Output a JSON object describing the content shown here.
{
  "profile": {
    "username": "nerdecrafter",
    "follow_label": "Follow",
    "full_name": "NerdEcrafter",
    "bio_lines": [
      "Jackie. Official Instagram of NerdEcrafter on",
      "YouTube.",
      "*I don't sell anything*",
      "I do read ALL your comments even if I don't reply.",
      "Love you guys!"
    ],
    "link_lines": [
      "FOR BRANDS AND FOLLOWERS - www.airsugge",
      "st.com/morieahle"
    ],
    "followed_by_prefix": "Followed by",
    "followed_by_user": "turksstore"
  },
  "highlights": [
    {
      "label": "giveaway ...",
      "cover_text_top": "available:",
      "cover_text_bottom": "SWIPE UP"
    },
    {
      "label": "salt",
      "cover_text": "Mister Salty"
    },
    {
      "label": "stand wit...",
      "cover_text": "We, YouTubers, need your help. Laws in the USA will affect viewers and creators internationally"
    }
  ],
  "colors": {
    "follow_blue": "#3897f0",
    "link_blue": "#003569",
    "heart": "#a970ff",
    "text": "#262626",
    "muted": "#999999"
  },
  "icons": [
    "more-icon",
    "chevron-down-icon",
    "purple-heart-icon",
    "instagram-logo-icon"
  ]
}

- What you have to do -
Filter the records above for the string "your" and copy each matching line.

- Expected output -
      "I do read ALL your comments even if I don't reply.",
      "cover_text": "We, YouTubers, need your help. Laws in the USA will affect viewers and creators internationally"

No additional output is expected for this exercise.